Kirk joined the School of Physical and Health Education in 1950, where he was professor until his retirement in 1987. An outstanding leader in outdoor education, Kirk developed and led the outdoor projects portion of the BPHE curriculum for many years. He was owner of Camp Kandalore, the original site for ODP camp. Kirk also served as a supervisor for rugby and track and field, coach of the Blues cross country team, and chair of the Athletics Council from 1983 to 1987. He received the Loudon Award (1987) and the Arbor Award (2002) for service to the University.

Recognized as a pioneer in the development of outdoor education in Canada, Kirk founded the Kanawa International Museum of Canoes, Kayaks and Rowing Craft in 1965, creating the world’s largest collection of watercraft. Among his other many awards over the years, Kirk received the Order of Canada in 2002 for his life’s work. The Kirk A. Wipper Award was established at U of T in 1990 to honour outstanding students who demonstrate leadership, a willingness to help others and enthusiastic involvement in the outdoor projects.

Best known for his passion for the natural environment, Kirk fostered a love of physical activity in everyone he met – colleagues, friends and students like.

For more information about the Kirk A. Wipper Award and how to donate, please contact Masha Sidorova."

Source: Faculty of Physical Education and Health, University of Toronto Tuesday, March 22nd, 2011 at 12:10 pm

Lynda Wellman's Tribute

"Kirk gave me my first summer job working as kitchen help at Kandalore the year I turned 16. He was a wonderful boss, fair and yet demanding of your best effort no matter what the job. I have never forgotten his kindness to me for the two summers I worked at the camp. RIP, Kirk. You had a positive influence on so very many." Lynda Wellman via Facebook march 23, 2011

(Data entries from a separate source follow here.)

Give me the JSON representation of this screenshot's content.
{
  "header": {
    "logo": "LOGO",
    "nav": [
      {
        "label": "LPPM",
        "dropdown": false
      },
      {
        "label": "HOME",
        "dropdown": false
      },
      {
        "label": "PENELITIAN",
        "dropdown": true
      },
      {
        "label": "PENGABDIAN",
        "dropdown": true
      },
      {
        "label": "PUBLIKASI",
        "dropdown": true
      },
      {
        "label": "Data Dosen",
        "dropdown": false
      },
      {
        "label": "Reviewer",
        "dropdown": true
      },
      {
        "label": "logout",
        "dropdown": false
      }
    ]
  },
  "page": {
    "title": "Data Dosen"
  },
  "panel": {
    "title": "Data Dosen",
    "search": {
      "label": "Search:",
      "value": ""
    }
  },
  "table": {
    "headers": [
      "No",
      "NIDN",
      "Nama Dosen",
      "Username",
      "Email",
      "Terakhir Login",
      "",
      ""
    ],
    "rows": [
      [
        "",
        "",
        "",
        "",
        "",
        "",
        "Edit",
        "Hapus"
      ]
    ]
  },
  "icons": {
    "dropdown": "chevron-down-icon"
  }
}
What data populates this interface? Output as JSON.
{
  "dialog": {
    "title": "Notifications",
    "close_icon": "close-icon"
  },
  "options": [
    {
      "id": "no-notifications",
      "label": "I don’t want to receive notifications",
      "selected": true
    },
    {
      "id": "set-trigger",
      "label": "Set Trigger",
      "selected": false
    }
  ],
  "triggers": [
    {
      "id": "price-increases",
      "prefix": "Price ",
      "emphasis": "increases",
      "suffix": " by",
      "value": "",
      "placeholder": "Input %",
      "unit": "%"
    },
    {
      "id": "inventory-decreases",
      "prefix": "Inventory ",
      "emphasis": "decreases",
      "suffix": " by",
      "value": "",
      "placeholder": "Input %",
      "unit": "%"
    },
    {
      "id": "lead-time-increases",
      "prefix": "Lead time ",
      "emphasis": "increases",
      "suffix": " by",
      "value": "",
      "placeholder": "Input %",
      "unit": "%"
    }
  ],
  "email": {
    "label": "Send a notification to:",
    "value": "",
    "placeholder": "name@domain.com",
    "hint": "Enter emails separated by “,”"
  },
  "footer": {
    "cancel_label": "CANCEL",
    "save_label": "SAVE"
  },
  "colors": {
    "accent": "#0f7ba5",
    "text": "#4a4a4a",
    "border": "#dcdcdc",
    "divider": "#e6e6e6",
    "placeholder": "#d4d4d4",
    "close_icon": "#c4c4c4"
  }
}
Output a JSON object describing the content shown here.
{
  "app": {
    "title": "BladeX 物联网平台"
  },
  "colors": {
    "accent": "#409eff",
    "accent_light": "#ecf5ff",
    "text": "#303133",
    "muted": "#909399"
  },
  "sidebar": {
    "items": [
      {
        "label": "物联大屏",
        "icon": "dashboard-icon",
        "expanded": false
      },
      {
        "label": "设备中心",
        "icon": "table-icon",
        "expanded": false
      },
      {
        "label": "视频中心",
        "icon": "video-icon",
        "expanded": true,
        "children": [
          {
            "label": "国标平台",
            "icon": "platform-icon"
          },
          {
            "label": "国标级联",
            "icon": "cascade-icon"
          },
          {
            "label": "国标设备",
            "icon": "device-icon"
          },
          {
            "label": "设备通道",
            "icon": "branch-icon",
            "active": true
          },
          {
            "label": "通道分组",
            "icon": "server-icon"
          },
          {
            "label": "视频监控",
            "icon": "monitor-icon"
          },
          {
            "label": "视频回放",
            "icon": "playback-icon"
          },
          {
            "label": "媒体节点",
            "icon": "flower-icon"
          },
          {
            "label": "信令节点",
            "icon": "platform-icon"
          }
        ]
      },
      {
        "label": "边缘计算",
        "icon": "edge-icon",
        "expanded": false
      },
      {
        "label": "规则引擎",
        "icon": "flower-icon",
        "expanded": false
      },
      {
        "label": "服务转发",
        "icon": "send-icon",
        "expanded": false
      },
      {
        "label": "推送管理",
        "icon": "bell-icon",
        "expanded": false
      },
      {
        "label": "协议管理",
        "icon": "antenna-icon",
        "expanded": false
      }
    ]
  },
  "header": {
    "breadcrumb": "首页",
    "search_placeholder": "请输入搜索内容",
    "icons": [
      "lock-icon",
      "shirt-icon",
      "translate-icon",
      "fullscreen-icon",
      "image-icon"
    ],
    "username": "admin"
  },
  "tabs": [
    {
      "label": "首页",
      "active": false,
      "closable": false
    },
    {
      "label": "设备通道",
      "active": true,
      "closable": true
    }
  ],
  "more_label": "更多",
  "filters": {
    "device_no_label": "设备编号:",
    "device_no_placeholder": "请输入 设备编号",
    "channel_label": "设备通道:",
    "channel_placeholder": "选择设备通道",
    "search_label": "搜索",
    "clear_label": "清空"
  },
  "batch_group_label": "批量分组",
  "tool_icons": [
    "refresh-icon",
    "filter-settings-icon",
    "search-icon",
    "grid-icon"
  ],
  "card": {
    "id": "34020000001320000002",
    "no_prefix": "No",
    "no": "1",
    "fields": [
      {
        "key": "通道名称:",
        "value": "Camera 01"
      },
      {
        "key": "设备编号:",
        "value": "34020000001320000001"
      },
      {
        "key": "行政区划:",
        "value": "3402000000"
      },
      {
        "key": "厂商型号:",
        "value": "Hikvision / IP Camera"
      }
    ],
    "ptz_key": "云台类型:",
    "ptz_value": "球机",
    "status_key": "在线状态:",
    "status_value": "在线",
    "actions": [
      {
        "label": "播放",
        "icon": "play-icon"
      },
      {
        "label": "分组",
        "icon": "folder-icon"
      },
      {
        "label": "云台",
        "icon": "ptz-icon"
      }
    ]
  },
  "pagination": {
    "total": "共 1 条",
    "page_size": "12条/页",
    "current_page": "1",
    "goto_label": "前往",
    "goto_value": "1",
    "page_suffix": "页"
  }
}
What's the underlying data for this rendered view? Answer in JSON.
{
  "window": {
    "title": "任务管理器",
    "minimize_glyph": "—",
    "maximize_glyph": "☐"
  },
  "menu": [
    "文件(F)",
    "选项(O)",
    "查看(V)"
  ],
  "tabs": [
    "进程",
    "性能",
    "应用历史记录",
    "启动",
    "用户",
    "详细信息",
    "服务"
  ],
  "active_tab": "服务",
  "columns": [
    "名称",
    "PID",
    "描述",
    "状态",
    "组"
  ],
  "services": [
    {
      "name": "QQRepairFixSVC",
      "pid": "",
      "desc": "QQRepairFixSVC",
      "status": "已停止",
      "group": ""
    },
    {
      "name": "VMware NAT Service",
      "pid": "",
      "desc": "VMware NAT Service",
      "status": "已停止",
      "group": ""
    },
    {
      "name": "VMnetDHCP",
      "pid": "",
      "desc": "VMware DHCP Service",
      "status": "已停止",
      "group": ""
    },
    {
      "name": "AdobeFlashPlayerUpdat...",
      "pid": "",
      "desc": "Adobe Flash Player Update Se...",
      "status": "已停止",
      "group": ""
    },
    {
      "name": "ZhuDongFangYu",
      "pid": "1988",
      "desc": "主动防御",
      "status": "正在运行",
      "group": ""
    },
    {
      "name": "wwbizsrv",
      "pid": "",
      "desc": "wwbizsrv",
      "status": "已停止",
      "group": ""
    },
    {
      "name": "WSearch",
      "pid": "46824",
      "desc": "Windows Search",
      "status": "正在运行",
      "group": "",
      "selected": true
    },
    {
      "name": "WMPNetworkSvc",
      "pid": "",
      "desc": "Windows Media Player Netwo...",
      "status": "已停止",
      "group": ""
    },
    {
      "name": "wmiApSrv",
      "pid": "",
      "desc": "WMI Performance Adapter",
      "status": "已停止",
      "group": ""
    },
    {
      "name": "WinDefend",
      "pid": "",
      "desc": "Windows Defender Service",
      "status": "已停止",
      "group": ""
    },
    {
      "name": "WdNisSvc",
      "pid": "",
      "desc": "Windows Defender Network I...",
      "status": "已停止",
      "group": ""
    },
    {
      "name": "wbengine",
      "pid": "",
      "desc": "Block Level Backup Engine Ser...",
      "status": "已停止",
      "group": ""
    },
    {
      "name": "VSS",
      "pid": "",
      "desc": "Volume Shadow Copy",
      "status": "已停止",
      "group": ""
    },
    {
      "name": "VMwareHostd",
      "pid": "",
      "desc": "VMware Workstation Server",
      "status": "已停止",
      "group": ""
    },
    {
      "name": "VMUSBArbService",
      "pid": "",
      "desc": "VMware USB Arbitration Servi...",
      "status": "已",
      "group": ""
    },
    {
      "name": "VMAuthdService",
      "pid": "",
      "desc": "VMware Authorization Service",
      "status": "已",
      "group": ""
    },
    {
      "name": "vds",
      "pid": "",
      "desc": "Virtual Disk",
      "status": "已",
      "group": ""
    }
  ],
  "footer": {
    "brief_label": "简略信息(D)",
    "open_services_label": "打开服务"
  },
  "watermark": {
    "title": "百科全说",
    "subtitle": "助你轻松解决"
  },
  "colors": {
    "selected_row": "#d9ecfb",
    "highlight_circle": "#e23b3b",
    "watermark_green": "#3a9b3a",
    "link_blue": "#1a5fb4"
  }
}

Alec Wright's Tribute

"Like many at the intersection of Education, Outdoors, Leadership and Fitness, I knew and highly respected Kirk Wipper. Unlike many, my memories of Kirk go back to my early childhood. My Dad, Gord Wright, founder of Bark Lake Leadership Centre in the late 40s, counted Kirk amongst his best friends. We were forever witness to these two ex-wrestlers laughing, teasing and energetically inventing some new scheme to help youth develop leadership using Phys. Ed and the great Canadian outdoors. Kirk always had a tale, and it always had a lesson. There were few raconteurs better. But he always told these with a gentle humility, in spite of his legion of awards.

At Bark Lake, he and Dad taught me canoeing, and I love the sport to this day. The sight of these two men, both powerful still in their late 80s, is a model of fitness to us all. The canoe legacy of Kirk had me, on a break during business in Seattle, spy a Canoe Rental sign from my hired car: I pulled over, asked my lawyer colleague if we had an hour, and we paddled a Peterborough canoe on Lake Washington past the shore of Bill Gates home! Years later, when Kirk drove all the way cross country to attend my Dad’s memorial service in Alliston, Kirk honoured his chum, Gord, by a touching and warm personal speech, and then announced to all that his drive from Peterborough had taken several hours, as he didn’t see so well anymore. We were in stitches, exactly what was needed when grieving.

Then this gracious man, splendid in his honorary Metis sash, agreed to accompany some of us to Jack Solomon’s home for dinner. Kirk was at his finest, as all kept encouraging him to tell more. Quite late, he assented to staying over and we feasted anew on his humour and knowledge next day.

We all have wonderful stories of this great Canadian who was the very essence of the perfect coach. At great personal cost he went round the world gathering the story of mankind’s union with his environment, taking wood, bark and skin to explore, feed, conquer and defend.

I, like so many, parted with my genuine kayak, a gorgeous 2 foot miniature of skin and ivory, very old, by donating it so others could appreciate it. God Bless Kirk and his family. The man is gone, the legacy is eternal, to be lived each dip of the blade wherever one of us is silently stroking through God’s Paradise. May many understand Kirk Wipper’s message: "We gain more by living in union with our environment than trying to subdue it." - Alec Wright March 23, 2011